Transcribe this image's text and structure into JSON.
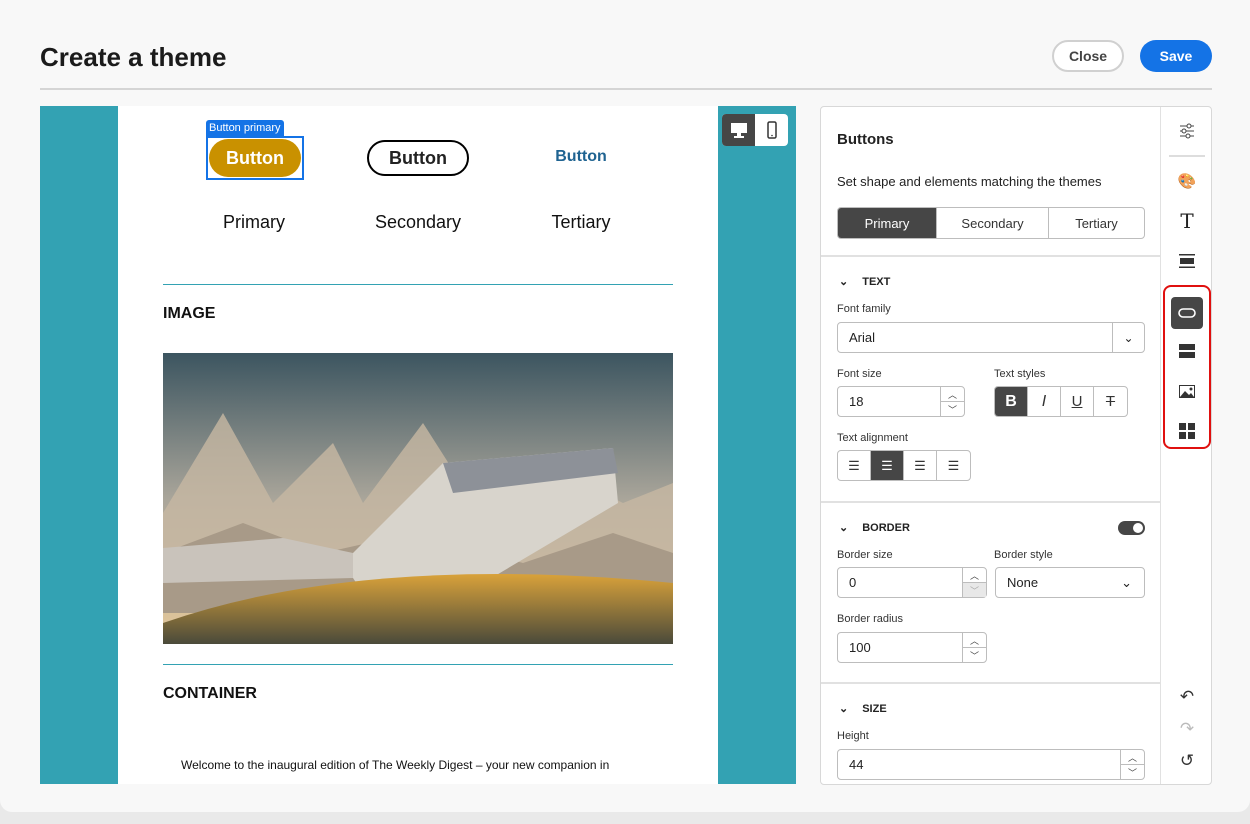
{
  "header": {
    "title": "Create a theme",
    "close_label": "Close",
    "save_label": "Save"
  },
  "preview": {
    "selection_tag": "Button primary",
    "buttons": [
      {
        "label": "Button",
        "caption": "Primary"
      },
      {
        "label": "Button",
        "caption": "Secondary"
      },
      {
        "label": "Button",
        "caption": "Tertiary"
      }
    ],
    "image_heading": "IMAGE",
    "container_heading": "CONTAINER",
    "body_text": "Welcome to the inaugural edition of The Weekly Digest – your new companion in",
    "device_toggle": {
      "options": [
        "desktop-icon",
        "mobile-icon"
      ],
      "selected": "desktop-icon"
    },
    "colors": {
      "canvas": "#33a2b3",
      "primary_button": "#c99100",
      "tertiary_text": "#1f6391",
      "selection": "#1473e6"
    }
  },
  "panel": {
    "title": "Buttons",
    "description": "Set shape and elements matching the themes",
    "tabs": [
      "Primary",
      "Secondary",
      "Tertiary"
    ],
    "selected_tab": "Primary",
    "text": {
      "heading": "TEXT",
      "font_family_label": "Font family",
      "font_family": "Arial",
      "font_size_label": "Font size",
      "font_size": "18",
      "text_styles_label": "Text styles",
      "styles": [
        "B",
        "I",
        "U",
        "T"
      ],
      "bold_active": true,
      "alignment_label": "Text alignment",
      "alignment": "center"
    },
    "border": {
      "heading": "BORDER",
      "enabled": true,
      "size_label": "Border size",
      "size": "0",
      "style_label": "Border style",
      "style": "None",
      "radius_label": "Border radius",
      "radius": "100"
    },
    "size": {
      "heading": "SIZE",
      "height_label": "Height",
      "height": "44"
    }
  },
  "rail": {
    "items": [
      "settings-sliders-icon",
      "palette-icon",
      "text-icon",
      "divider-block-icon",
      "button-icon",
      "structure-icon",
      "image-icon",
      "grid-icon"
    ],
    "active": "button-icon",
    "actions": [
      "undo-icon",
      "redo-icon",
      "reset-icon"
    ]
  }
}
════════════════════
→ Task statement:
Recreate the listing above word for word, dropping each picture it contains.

→ Exercise answer:
Transcribe this image's text and structure into JSON.
{
  "header": {
    "title": "Create a theme",
    "close_label": "Close",
    "save_label": "Save"
  },
  "preview": {
    "selection_tag": "Button primary",
    "buttons": [
      {
        "label": "Button",
        "caption": "Primary"
      },
      {
        "label": "Button",
        "caption": "Secondary"
      },
      {
        "label": "Button",
        "caption": "Tertiary"
      }
    ],
    "image_heading": "IMAGE",
    "container_heading": "CONTAINER",
    "body_text": "Welcome to the inaugural edition of The Weekly Digest – your new companion in",
    "device_toggle": {
      "options": [
        "desktop-icon",
        "mobile-icon"
      ],
      "selected": "desktop-icon"
    },
    "colors": {
      "canvas": "#33a2b3",
      "primary_button": "#c99100",
      "tertiary_text": "#1f6391",
      "selection": "#1473e6"
    }
  },
  "panel": {
    "title": "Buttons",
    "description": "Set shape and elements matching the themes",
    "tabs": [
      "Primary",
      "Secondary",
      "Tertiary"
    ],
    "selected_tab": "Primary",
    "text": {
      "heading": "TEXT",
      "font_family_label": "Font family",
      "font_family": "Arial",
      "font_size_label": "Font size",
      "font_size": "18",
      "text_styles_label": "Text styles",
      "styles": [
        "B",
        "I",
        "U",
        "T"
      ],
      "bold_active": true,
      "alignment_label": "Text alignment",
      "alignment": "center"
    },
    "border": {
      "heading": "BORDER",
      "enabled": true,
      "size_label": "Border size",
      "size": "0",
      "style_label": "Border style",
      "style": "None",
      "radius_label": "Border radius",
      "radius": "100"
    },
    "size": {
      "heading": "SIZE",
      "height_label": "Height",
      "height": "44"
    }
  },
  "rail": {
    "items": [
      "settings-sliders-icon",
      "palette-icon",
      "text-icon",
      "divider-block-icon",
      "button-icon",
      "structure-icon",
      "image-icon",
      "grid-icon"
    ],
    "active": "button-icon",
    "actions": [
      "undo-icon",
      "redo-icon",
      "reset-icon"
    ]
  }
}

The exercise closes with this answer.